A 'stranglehold' on the data that could help explain political extremism
The advent of social media has led to a vast increase in the amount of social information that we see about others' political behaviour and this has important implications for democracy, argues Professor Helen Margetts in Nature Human Behaviour.
Professor Margetts, Director of the Oxford Internet Institute, says getting access to more data from Facebook, or the platforms it owns such as Instagram or WhatsApp, or other social media platforms is crucial to understand more about the underlying trends and patterns in future political behaviour. Yet Facebook has been reluctant to work with academic researchers or to publish research.
Professor Margetts highlights why such data is 'crucial': Social media are not just for elections, she says. Social information presented on social media platforms plays a vital role as a driver of behaviour in the build-up of contemporary political mobilisations, or shifts in public support. But, she argues, we don't know enough about the nature of that effect. Instead, we lurch between moral panic about the pathological effect of social media on politics, and saying that it makes no difference at all and is not important.

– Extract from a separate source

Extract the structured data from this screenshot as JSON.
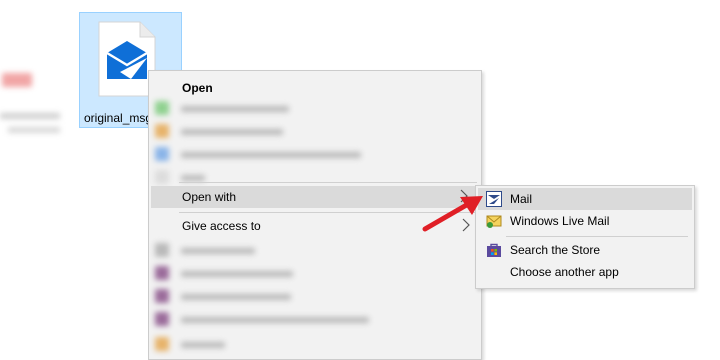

During the US 2016 presidential election period, around 128 million people across the United States generated 8.8 billion likes, posts, comments and shares related to the election on Facebook alone, says Professor Margetts. Since Donald Trump became president, US Twitter users can even witness the development of policy as it is formed or contested. Social media platforms exert social influence on all aspects of political behaviour, providing users with visible signals about what other people are doing or thinking. We know from decades of social science research that this social information influences whether or not an individual then contributes to a political or social cause, for example. But, Professor Margetts argues, 'instead of working out systematically how these effects play out on social media, we tend to blame them for echo chambers, hate speech, fake news and "post-truth."'
Professor Margetts suggests that experimental evidence could be used to understand how the design of social media platforms actually impacts upon political behaviour, to design out some social information effects and make the algorithms used to determine news feeds 'more transparent'. But most platforms do not release data and the algorithms that determine news feeds are closely guarded secrets. Prospects are even bleaker for platforms used by young people, such as Instagram and Snapchat, where most data is deleted as soon as it is read. Speculation over the existence of echo chambers, or how fake news is created, vastly outpaces any experimental studies of their existence, says Professor Margetts.
The comment piece outlines how an experiment to investigate the effect of increasing the proportion of sad items in news feeds resulted in a media storm over Facebook's experimental 'manipulation of emotions'. She describes this as a 'strange accusation', given the continual A/B testing for usage and revenue. The furore has made Facebook (which also owns Instagram and Whatsapp) reluctant to work with academic researchers or publish results.
She writes: 'Ironically, at a time when there is the possibility of more data being available to political science research than at any time in the field's history, researchers cannot access it to tackle the questions of our time, such as the rise of political polarisation and extremism.'
More information: Helen Margetts. Political behaviour and the acoustics of social media, Nature Human Behaviour (2017). DOI: 10.1038/s41562-017-0086
Journal information: Nature Human Behaviour
Provided by University of Oxford